Authors: Jess Hardley*, Digital Media - Murdoch University, Australia
Topics: Qualitative Research, Communication, Cultural Geography
Keywords: Mobile media, urban space, geo-location, safety, darkness, embodiment
Session Type: Paper
Start / End Time: 1:10 PM / 2:50 PM
Room: Roosevelt 4, Marriott, Exhibition Level
Presentation File: No File Uploaded

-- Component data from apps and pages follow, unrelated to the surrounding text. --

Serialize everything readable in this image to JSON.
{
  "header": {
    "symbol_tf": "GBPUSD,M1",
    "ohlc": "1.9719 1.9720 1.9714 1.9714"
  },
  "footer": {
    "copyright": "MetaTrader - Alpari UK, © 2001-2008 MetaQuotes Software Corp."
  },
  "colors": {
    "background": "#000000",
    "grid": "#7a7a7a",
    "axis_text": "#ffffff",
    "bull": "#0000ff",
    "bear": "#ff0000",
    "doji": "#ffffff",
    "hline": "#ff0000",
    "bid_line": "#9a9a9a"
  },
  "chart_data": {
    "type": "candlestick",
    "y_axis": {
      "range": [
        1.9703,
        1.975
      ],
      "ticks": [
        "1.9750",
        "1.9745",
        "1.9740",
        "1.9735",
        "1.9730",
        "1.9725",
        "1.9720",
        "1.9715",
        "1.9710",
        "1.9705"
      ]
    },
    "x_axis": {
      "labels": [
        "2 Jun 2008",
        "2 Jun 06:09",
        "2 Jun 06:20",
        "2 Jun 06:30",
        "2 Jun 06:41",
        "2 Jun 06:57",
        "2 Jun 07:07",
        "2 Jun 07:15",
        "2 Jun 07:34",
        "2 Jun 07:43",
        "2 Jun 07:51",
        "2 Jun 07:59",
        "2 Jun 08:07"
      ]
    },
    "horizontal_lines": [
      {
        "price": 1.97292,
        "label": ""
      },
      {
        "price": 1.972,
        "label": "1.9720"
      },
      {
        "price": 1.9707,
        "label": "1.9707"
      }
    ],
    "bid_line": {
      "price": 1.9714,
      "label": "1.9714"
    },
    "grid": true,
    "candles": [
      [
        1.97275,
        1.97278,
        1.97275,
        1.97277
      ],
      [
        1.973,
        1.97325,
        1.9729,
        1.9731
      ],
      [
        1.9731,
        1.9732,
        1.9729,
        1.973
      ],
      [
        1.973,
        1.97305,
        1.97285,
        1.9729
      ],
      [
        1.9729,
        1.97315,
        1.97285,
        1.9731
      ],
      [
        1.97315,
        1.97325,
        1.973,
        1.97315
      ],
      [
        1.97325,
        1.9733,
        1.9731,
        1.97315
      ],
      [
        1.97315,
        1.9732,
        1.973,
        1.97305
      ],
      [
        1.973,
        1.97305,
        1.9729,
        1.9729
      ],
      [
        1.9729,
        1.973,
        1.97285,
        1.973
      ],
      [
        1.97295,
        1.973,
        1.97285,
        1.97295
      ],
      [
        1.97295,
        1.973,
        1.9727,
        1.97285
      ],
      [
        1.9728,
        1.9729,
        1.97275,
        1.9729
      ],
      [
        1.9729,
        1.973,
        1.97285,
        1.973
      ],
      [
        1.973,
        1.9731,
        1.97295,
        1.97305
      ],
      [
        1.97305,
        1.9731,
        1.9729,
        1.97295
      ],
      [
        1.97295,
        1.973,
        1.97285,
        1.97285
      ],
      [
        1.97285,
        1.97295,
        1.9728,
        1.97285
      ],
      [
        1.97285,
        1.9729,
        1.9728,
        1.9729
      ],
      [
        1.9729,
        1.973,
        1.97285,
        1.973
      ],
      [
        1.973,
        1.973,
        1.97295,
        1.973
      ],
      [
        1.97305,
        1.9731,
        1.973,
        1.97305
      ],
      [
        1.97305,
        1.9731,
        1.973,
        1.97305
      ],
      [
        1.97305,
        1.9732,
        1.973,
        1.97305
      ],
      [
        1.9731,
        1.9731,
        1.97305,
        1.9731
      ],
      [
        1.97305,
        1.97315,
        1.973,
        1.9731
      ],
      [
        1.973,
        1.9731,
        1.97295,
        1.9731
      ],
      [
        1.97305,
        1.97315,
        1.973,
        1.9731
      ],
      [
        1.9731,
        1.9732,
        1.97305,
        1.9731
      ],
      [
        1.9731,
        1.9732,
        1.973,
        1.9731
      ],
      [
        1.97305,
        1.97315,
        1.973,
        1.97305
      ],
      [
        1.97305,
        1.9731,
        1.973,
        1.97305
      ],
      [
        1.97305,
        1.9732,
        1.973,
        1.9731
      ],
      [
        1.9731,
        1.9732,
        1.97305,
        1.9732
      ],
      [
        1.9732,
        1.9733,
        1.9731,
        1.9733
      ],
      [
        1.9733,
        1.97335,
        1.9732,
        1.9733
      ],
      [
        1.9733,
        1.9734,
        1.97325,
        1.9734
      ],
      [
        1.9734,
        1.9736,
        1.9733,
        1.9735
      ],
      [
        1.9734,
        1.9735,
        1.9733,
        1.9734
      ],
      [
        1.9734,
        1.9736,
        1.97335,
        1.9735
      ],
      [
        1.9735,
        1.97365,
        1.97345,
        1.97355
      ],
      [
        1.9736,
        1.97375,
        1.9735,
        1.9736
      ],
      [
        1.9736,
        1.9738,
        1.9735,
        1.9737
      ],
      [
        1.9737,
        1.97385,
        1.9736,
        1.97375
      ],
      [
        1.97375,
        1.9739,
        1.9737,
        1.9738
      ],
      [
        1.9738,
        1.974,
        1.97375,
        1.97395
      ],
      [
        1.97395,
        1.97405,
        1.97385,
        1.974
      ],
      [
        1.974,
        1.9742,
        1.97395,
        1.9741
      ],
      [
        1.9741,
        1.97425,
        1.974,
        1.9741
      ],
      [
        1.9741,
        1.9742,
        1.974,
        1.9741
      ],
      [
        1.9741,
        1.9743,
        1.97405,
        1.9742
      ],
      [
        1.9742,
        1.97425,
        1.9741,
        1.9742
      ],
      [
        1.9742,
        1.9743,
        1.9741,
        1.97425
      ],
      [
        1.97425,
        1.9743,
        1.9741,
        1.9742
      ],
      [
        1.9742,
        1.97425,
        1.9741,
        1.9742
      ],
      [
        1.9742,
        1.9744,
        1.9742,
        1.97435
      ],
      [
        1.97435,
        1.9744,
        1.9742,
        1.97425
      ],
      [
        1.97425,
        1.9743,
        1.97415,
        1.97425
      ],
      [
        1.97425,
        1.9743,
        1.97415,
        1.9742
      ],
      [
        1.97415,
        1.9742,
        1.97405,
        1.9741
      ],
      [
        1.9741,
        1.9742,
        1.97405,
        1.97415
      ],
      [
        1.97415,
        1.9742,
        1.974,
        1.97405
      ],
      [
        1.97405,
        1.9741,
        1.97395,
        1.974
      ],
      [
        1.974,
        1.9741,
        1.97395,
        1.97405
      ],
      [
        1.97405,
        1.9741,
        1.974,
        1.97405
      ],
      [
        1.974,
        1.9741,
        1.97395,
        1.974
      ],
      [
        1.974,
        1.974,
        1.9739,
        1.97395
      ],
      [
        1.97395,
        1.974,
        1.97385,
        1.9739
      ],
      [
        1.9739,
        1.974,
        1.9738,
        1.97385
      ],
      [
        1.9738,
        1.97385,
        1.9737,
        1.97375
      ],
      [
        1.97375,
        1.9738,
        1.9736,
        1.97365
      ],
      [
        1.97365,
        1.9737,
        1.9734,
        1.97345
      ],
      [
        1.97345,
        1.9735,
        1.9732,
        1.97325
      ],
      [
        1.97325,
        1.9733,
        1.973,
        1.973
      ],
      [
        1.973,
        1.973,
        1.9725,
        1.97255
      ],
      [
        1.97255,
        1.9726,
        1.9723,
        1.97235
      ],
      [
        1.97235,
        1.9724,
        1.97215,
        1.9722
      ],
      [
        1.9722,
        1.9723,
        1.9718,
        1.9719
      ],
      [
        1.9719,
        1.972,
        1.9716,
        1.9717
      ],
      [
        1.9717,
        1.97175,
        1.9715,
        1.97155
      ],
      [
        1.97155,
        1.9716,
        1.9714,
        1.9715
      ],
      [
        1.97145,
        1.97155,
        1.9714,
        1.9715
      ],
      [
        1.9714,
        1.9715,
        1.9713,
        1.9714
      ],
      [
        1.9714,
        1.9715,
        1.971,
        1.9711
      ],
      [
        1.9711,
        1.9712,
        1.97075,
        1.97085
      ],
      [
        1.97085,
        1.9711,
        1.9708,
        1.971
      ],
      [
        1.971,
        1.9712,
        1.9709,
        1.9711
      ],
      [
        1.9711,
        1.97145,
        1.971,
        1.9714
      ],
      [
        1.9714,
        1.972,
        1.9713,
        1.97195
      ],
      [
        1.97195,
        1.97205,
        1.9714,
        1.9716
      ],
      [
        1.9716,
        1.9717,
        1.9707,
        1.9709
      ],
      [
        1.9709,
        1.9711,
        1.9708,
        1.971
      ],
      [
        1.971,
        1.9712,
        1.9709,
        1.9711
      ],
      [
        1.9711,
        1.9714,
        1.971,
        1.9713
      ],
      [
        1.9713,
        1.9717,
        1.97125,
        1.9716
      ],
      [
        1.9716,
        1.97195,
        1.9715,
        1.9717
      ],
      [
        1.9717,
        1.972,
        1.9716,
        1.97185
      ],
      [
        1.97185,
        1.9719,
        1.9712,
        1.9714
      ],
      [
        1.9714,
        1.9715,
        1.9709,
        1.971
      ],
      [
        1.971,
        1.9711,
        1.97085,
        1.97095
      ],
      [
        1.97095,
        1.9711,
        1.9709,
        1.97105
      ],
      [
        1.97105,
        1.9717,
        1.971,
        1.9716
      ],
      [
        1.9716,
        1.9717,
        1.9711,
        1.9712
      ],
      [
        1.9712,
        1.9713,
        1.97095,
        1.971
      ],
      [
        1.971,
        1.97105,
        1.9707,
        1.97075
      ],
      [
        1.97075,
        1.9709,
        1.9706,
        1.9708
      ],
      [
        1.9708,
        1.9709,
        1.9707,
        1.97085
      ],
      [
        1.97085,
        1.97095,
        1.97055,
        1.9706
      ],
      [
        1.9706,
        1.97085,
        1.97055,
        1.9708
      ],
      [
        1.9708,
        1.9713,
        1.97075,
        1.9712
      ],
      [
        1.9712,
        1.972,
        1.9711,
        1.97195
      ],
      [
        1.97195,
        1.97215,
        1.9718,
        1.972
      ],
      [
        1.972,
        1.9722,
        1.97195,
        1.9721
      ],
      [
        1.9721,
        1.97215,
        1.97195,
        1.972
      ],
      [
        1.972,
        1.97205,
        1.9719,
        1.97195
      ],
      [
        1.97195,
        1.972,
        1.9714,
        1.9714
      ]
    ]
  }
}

This paper examines how mobile devices are used to manage and negotiate everyday experiences in urban public space, especially at night. Engaging with Merleau-Ponty’s work on habituation and proprioception, I explore how mobile devices have affected the way in which we experience darkness in a geo-spatial sense. This study draws from the analysis of qualitative data collected in Perth and Melbourne from 2015-2017, including surveys, interviews and tracking apps. From this, I discuss embodied metaphors of darkness, and how mobile devices have changed the way we experience dark urban space. This data revealed that darkness effects the way users incorporate mobile devices into their body schema, while mobile user-habits also impact upon the perception of risk in the city at night. In addition to deploying habitual modes of engagement with smartphones to generate a sense of bodily safety (such as pretending to talk on the phone, sharing geo-location or using headphones even when not listening to music), this paper considers the rise of live streaming as a means of engendering a bodily sense of safety. Drawing from Ihde’s work on post phenomenology and Weiss’s development of Merleau-Ponty’s term intercorporeality, I theorise habitual geo-locative practices as significant to our embodied being-in-the-world.